We went to the Robinsons farm today, and Ms. Robinson influenced me to write all these interesting facts you’re about to read about bees. (I’ll get to the bird part later)
Overarching theme: The bees are not individuals but one individual. The colony is an organism, and each bee is a cell in the system.
The queen bee can decide which kind of offspring she wants to have- a drone or a worker bee. A drone is a male bee, and their main function in the system is to reproduce with queen bees (not their mother though, because incest would not lead to a healthy, sustainable colony) The worker bees are female, and they do the busy work. They go out and pollenate, they tend to the hive, they take care of the offspring, and so on.
The breeding season starts after winter solstice and ends around autumn equinox. During this, the queen bee will go on mating flights, where she flies out of the hive to mate. The drones will be out in swarms when this happens, and about twenty will mate with the queen. Twenty is a healthy number for her to mate with- less would put her at danger of not having a diverse/ sustainable hive.
The queen lays her eggs in the hexagonal holes in the comb in the hive. The holes come in various sizes; they are bigger for the eggs, and smaller for holding pollen and nectar.
The structure of the honeycomb has always blown my mind.
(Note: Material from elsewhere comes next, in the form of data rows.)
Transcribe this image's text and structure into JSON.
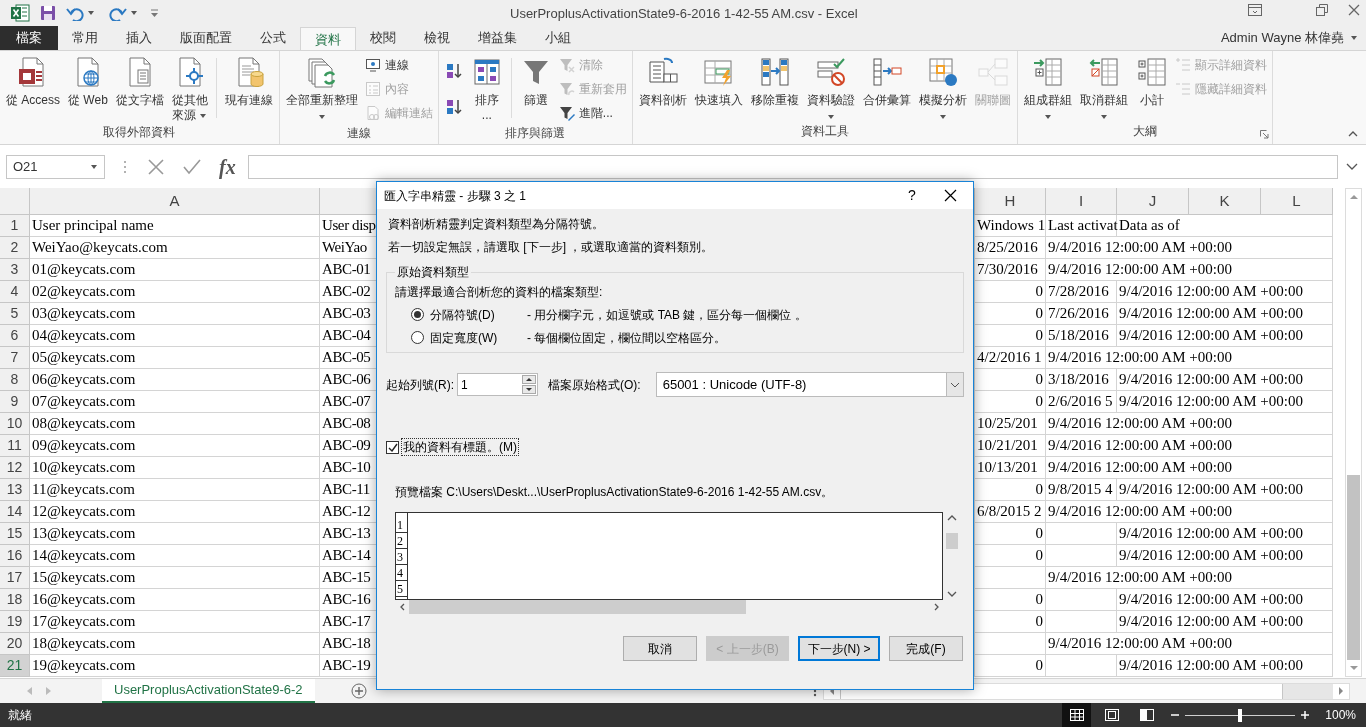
{
  "title_bar": {
    "title": "UserProplusActivationState9-6-2016 1-42-55 AM.csv - Excel",
    "user": "Admin Wayne 林偉堯"
  },
  "tabs": [
    {
      "label": "檔案",
      "kind": "file",
      "selected": false
    },
    {
      "label": "常用",
      "kind": "tab",
      "selected": false
    },
    {
      "label": "插入",
      "kind": "tab",
      "selected": false
    },
    {
      "label": "版面配置",
      "kind": "tab",
      "selected": false
    },
    {
      "label": "公式",
      "kind": "tab",
      "selected": false
    },
    {
      "label": "資料",
      "kind": "tab",
      "selected": true
    },
    {
      "label": "校閱",
      "kind": "tab",
      "selected": false
    },
    {
      "label": "檢視",
      "kind": "tab",
      "selected": false
    },
    {
      "label": "增益集",
      "kind": "tab",
      "selected": false
    },
    {
      "label": "小組",
      "kind": "tab",
      "selected": false
    }
  ],
  "ribbon": {
    "groups": [
      {
        "label": "取得外部資料",
        "items": [
          {
            "kind": "large",
            "label": "從 Access",
            "disabled": false,
            "dropdown": false
          },
          {
            "kind": "large",
            "label": "從 Web",
            "disabled": false,
            "dropdown": false
          },
          {
            "kind": "large",
            "label": "從文字檔",
            "disabled": false,
            "dropdown": false
          },
          {
            "kind": "large",
            "label": "從其他",
            "label_2": "來源",
            "disabled": false,
            "dropdown": true
          },
          {
            "kind": "separator"
          },
          {
            "kind": "large",
            "label": "現有連線",
            "disabled": false,
            "dropdown": false
          }
        ]
      },
      {
        "label": "連線",
        "items": [
          {
            "kind": "large",
            "label": "全部重新整理",
            "disabled": false,
            "dropdown": true
          },
          {
            "kind": "small",
            "label": "連線",
            "disabled": false,
            "dropdown": false
          },
          {
            "kind": "small",
            "label": "內容",
            "disabled": true,
            "dropdown": false
          },
          {
            "kind": "small",
            "label": "編輯連結",
            "disabled": true,
            "dropdown": false
          }
        ]
      },
      {
        "label": "排序與篩選",
        "items": [
          {
            "kind": "icon",
            "disabled": false,
            "dropdown": false
          },
          {
            "kind": "icon",
            "disabled": false,
            "dropdown": false
          },
          {
            "kind": "large",
            "label": "排序",
            "label_2": "...",
            "disabled": false,
            "dropdown": false
          },
          {
            "kind": "separator"
          },
          {
            "kind": "large",
            "label": "篩選",
            "disabled": false,
            "dropdown": false
          },
          {
            "kind": "small",
            "label": "清除",
            "disabled": true,
            "dropdown": false
          },
          {
            "kind": "small",
            "label": "重新套用",
            "disabled": true,
            "dropdown": false
          },
          {
            "kind": "small",
            "label": "進階...",
            "disabled": false,
            "dropdown": false
          }
        ]
      },
      {
        "label": "資料工具",
        "items": [
          {
            "kind": "large",
            "label": "資料剖析",
            "disabled": false,
            "dropdown": false
          },
          {
            "kind": "large",
            "label": "快速填入",
            "disabled": false,
            "dropdown": false
          },
          {
            "kind": "large",
            "label": "移除重複",
            "disabled": false,
            "dropdown": false
          },
          {
            "kind": "large",
            "label": "資料驗證",
            "disabled": false,
            "dropdown": true
          },
          {
            "kind": "large",
            "label": "合併彙算",
            "disabled": false,
            "dropdown": false
          },
          {
            "kind": "large",
            "label": "模擬分析",
            "disabled": false,
            "dropdown": true
          },
          {
            "kind": "large",
            "label": "關聯圖",
            "disabled": true,
            "dropdown": false
          }
        ]
      },
      {
        "label": "大綱",
        "items": [
          {
            "kind": "large",
            "label": "組成群組",
            "disabled": false,
            "dropdown": true
          },
          {
            "kind": "large",
            "label": "取消群組",
            "disabled": false,
            "dropdown": true
          },
          {
            "kind": "large",
            "label": "小計",
            "disabled": false,
            "dropdown": false
          },
          {
            "kind": "small",
            "label": "顯示詳細資料",
            "disabled": true,
            "dropdown": false
          },
          {
            "kind": "small",
            "label": "隱藏詳細資料",
            "disabled": true,
            "dropdown": false
          }
        ]
      }
    ]
  },
  "formula_bar": {
    "name_box": "O21",
    "function_label": "fx"
  },
  "grid": {
    "column_headers": [
      "A",
      "H",
      "I",
      "J",
      "K",
      "L"
    ],
    "rows": [
      {
        "number": "1",
        "selected": false,
        "cells": {
          "A": {
            "text": "User principal name",
            "kind": "text"
          },
          "B": {
            "text": "User disp",
            "kind": "text"
          },
          "H": {
            "text": "Windows 1",
            "kind": "text"
          },
          "I": {
            "text": "Last activat",
            "kind": "text"
          },
          "J": {
            "text": "Data as of",
            "kind": "text"
          }
        }
      },
      {
        "number": "2",
        "selected": false,
        "cells": {
          "A": {
            "text": "WeiYao@keycats.com",
            "kind": "text"
          },
          "B": {
            "text": "WeiYao",
            "kind": "text"
          },
          "H": {
            "text": "8/25/2016",
            "kind": "text"
          },
          "I": {
            "text": "9/4/2016 12:00:00 AM +00:00",
            "kind": "text"
          }
        }
      },
      {
        "number": "3",
        "selected": false,
        "cells": {
          "A": {
            "text": "01@keycats.com",
            "kind": "text"
          },
          "B": {
            "text": "ABC-01",
            "kind": "text"
          },
          "H": {
            "text": "7/30/2016",
            "kind": "text"
          },
          "I": {
            "text": "9/4/2016 12:00:00 AM +00:00",
            "kind": "text"
          }
        }
      },
      {
        "number": "4",
        "selected": false,
        "cells": {
          "A": {
            "text": "02@keycats.com",
            "kind": "text"
          },
          "B": {
            "text": "ABC-02",
            "kind": "text"
          },
          "H": {
            "text": "0",
            "kind": "number"
          },
          "I": {
            "text": "7/28/2016",
            "kind": "text"
          },
          "J": {
            "text": "9/4/2016 12:00:00 AM +00:00",
            "kind": "text"
          }
        }
      },
      {
        "number": "5",
        "selected": false,
        "cells": {
          "A": {
            "text": "03@keycats.com",
            "kind": "text"
          },
          "B": {
            "text": "ABC-03",
            "kind": "text"
          },
          "H": {
            "text": "0",
            "kind": "number"
          },
          "I": {
            "text": "7/26/2016",
            "kind": "text"
          },
          "J": {
            "text": "9/4/2016 12:00:00 AM +00:00",
            "kind": "text"
          }
        }
      },
      {
        "number": "6",
        "selected": false,
        "cells": {
          "A": {
            "text": "04@keycats.com",
            "kind": "text"
          },
          "B": {
            "text": "ABC-04",
            "kind": "text"
          },
          "H": {
            "text": "0",
            "kind": "number"
          },
          "I": {
            "text": "5/18/2016",
            "kind": "text"
          },
          "J": {
            "text": "9/4/2016 12:00:00 AM +00:00",
            "kind": "text"
          }
        }
      },
      {
        "number": "7",
        "selected": false,
        "cells": {
          "A": {
            "text": "05@keycats.com",
            "kind": "text"
          },
          "B": {
            "text": "ABC-05",
            "kind": "text"
          },
          "H": {
            "text": "4/2/2016 1",
            "kind": "text"
          },
          "I": {
            "text": "9/4/2016 12:00:00 AM +00:00",
            "kind": "text"
          }
        }
      },
      {
        "number": "8",
        "selected": false,
        "cells": {
          "A": {
            "text": "06@keycats.com",
            "kind": "text"
          },
          "B": {
            "text": "ABC-06",
            "kind": "text"
          },
          "H": {
            "text": "0",
            "kind": "number"
          },
          "I": {
            "text": "3/18/2016",
            "kind": "text"
          },
          "J": {
            "text": "9/4/2016 12:00:00 AM +00:00",
            "kind": "text"
          }
        }
      },
      {
        "number": "9",
        "selected": false,
        "cells": {
          "A": {
            "text": "07@keycats.com",
            "kind": "text"
          },
          "B": {
            "text": "ABC-07",
            "kind": "text"
          },
          "H": {
            "text": "0",
            "kind": "number"
          },
          "I": {
            "text": "2/6/2016 5",
            "kind": "text"
          },
          "J": {
            "text": "9/4/2016 12:00:00 AM +00:00",
            "kind": "text"
          }
        }
      },
      {
        "number": "10",
        "selected": false,
        "cells": {
          "A": {
            "text": "08@keycats.com",
            "kind": "text"
          },
          "B": {
            "text": "ABC-08",
            "kind": "text"
          },
          "H": {
            "text": "10/25/201",
            "kind": "text"
          },
          "I": {
            "text": "9/4/2016 12:00:00 AM +00:00",
            "kind": "text"
          }
        }
      },
      {
        "number": "11",
        "selected": false,
        "cells": {
          "A": {
            "text": "09@keycats.com",
            "kind": "text"
          },
          "B": {
            "text": "ABC-09",
            "kind": "text"
          },
          "H": {
            "text": "10/21/201",
            "kind": "text"
          },
          "I": {
            "text": "9/4/2016 12:00:00 AM +00:00",
            "kind": "text"
          }
        }
      },
      {
        "number": "12",
        "selected": false,
        "cells": {
          "A": {
            "text": "10@keycats.com",
            "kind": "text"
          },
          "B": {
            "text": "ABC-10",
            "kind": "text"
          },
          "H": {
            "text": "10/13/201",
            "kind": "text"
          },
          "I": {
            "text": "9/4/2016 12:00:00 AM +00:00",
            "kind": "text"
          }
        }
      },
      {
        "number": "13",
        "selected": false,
        "cells": {
          "A": {
            "text": "11@keycats.com",
            "kind": "text"
          },
          "B": {
            "text": "ABC-11",
            "kind": "text"
          },
          "H": {
            "text": "0",
            "kind": "number"
          },
          "I": {
            "text": "9/8/2015 4",
            "kind": "text"
          },
          "J": {
            "text": "9/4/2016 12:00:00 AM +00:00",
            "kind": "text"
          }
        }
      },
      {
        "number": "14",
        "selected": false,
        "cells": {
          "A": {
            "text": "12@keycats.com",
            "kind": "text"
          },
          "B": {
            "text": "ABC-12",
            "kind": "text"
          },
          "H": {
            "text": "6/8/2015 2",
            "kind": "text"
          },
          "I": {
            "text": "9/4/2016 12:00:00 AM +00:00",
            "kind": "text"
          }
        }
      },
      {
        "number": "15",
        "selected": false,
        "cells": {
          "A": {
            "text": "13@keycats.com",
            "kind": "text"
          },
          "B": {
            "text": "ABC-13",
            "kind": "text"
          },
          "H": {
            "text": "0",
            "kind": "number"
          },
          "J": {
            "text": "9/4/2016 12:00:00 AM +00:00",
            "kind": "text"
          }
        }
      },
      {
        "number": "16",
        "selected": false,
        "cells": {
          "A": {
            "text": "14@keycats.com",
            "kind": "text"
          },
          "B": {
            "text": "ABC-14",
            "kind": "text"
          },
          "H": {
            "text": "0",
            "kind": "number"
          },
          "J": {
            "text": "9/4/2016 12:00:00 AM +00:00",
            "kind": "text"
          }
        }
      },
      {
        "number": "17",
        "selected": false,
        "cells": {
          "A": {
            "text": "15@keycats.com",
            "kind": "text"
          },
          "B": {
            "text": "ABC-15",
            "kind": "text"
          },
          "I": {
            "text": "9/4/2016 12:00:00 AM +00:00",
            "kind": "text"
          }
        }
      },
      {
        "number": "18",
        "selected": false,
        "cells": {
          "A": {
            "text": "16@keycats.com",
            "kind": "text"
          },
          "B": {
            "text": "ABC-16",
            "kind": "text"
          },
          "H": {
            "text": "0",
            "kind": "number"
          },
          "J": {
            "text": "9/4/2016 12:00:00 AM +00:00",
            "kind": "text"
          }
        }
      },
      {
        "number": "19",
        "selected": false,
        "cells": {
          "A": {
            "text": "17@keycats.com",
            "kind": "text"
          },
          "B": {
            "text": "ABC-17",
            "kind": "text"
          },
          "H": {
            "text": "0",
            "kind": "number"
          },
          "J": {
            "text": "9/4/2016 12:00:00 AM +00:00",
            "kind": "text"
          }
        }
      },
      {
        "number": "20",
        "selected": false,
        "cells": {
          "A": {
            "text": "18@keycats.com",
            "kind": "text"
          },
          "B": {
            "text": "ABC-18",
            "kind": "text"
          },
          "I": {
            "text": "9/4/2016 12:00:00 AM +00:00",
            "kind": "text"
          }
        }
      },
      {
        "number": "21",
        "selected": true,
        "cells": {
          "A": {
            "text": "19@keycats.com",
            "kind": "text"
          },
          "B": {
            "text": "ABC-19",
            "kind": "text"
          },
          "H": {
            "text": "0",
            "kind": "number"
          },
          "J": {
            "text": "9/4/2016 12:00:00 AM +00:00",
            "kind": "text"
          }
        }
      }
    ]
  },
  "dialog": {
    "title": "匯入字串精靈 - 步驟 3 之 1",
    "help": "?",
    "intro": [
      "資料剖析精靈判定資料類型為分隔符號。",
      "若一切設定無誤，請選取 [下一步] ，或選取適當的資料類別。"
    ],
    "data_type_group": {
      "legend": "原始資料類型",
      "prompt": "請選擇最適合剖析您的資料的檔案類型:",
      "options": [
        {
          "label": "分隔符號(D)",
          "description": "- 用分欄字元，如逗號或 TAB 鍵，區分每一個欄位 。",
          "selected": true
        },
        {
          "label": "固定寬度(W)",
          "description": "- 每個欄位固定，欄位間以空格區分。",
          "selected": false
        }
      ]
    },
    "start_row": {
      "label": "起始列號(R):",
      "value": "1"
    },
    "file_origin": {
      "label": "檔案原始格式(O):",
      "value": "65001 : Unicode (UTF-8)"
    },
    "has_headers": {
      "label": "我的資料有標題。(M)",
      "checked": true
    },
    "preview": {
      "label": "預覽檔案 C:\\Users\\Deskt...\\UserProplusActivationState9-6-2016 1-42-55 AM.csv。",
      "row_numbers": [
        "1",
        "2",
        "3",
        "4",
        "5"
      ]
    },
    "buttons": [
      {
        "label": "取消",
        "disabled": false,
        "default": false
      },
      {
        "label": "< 上一步(B)",
        "disabled": true,
        "default": false
      },
      {
        "label": "下一步(N) >",
        "disabled": false,
        "default": true
      },
      {
        "label": "完成(F)",
        "disabled": false,
        "default": false
      }
    ]
  },
  "sheet_tabs": [
    {
      "label": "UserProplusActivationState9-6-2",
      "selected": true
    }
  ],
  "status_bar": {
    "status": "就緒",
    "views": [
      {
        "kind": "normal",
        "selected": true
      },
      {
        "kind": "page_layout",
        "selected": false
      },
      {
        "kind": "page_break",
        "selected": false
      }
    ],
    "zoom": {
      "level": 0.5,
      "label": "100%"
    }
  }
}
I had always been in awe simply because of the perfect hexagons that they make, but I learned today that they vary in sizes for different purposes (as I had just said) and that they are tilted upwards slightly so that the eggs or nectar would fall out. How amazing is that?
What’s interesting is that at the end of the breeding season, around autumn equinox, the worker bees kick out the drones in preparation for the winter. Since breeding season is over, there is no need to keep the drones around during the winter. They would just take up space and eat the honey that the workers need to keep warm and survive the winter.
So one day the workers will all line up outside of the hive, and literally drag the drones out of the hive (I can just picture the female bees pulling the desperate drones out of the hive…what a funny image) Basically drone access to the hive will be denied, and they will end up dying.
In terms of reproducing, the colony as an entire organism still applies. If they have a healthy colony, approximately a third of the workers and the queen will swarm and leave the nest. They find a tree or a bush or something as a temporary home where they all bundle together (looks like a basketball, according to Ms. Robinson) and huddle there while some scouts are sent out to search for a suitable place for a new hive. This is how the organism reproduces.
What about the old hive? They don’t have a queen anymore!
Actually, new queens will be raised. The larvae produced by the old queen can be specially treated (in all honestly, I don’t remember with what. Some sort of nutrient-rich gel that the bees make) But whatever they feed the larvae, it makes their ovaries fully functional, unlike all of the other worker bees.
Isn’t that so cool?! I think that was my favorite field trip so far this term.
Just a quick note about birds- when I first got to the farm, I thought I heard a hoo-hoo from an owl, but I doubted it so j just carried on. Later, as Ms. Robinson was talking with us in the backyard, I saw a huge bird soar through the woods about two hundred meters away. I interrupted the group (I’m so distracted by birds nowadays it’s not even funny) and exclaimed that I saw an owl. Ms. Robinson, less than enthused, said I probably saw a hawk.
I know I’m not the best birder…but that wasn’t a hawk I thought. (Wow this is sounding very nerdy…just bare with me for a paragraph more)
Nonetheless, Mr. Bre confirmed my ID when we heard it hooting again. It kept hooting and hooting and it sounded so pretty! I wish I had seen the owl up close.
I also saw a red-bellied woodpecker right on the chicken coop- it had a beautiful red head- and so many other birds. I contemplated asking Ms. Robinson if i could come back sometime and bird there in the morning. I refrained from asking.
That’s it for now! Good day. Something I thought was funny was that the farm was right near my best friend’s house, and I had never really noticed it before. I felt like I was in a place I had been before because of that. It’s really a beautiful little farm.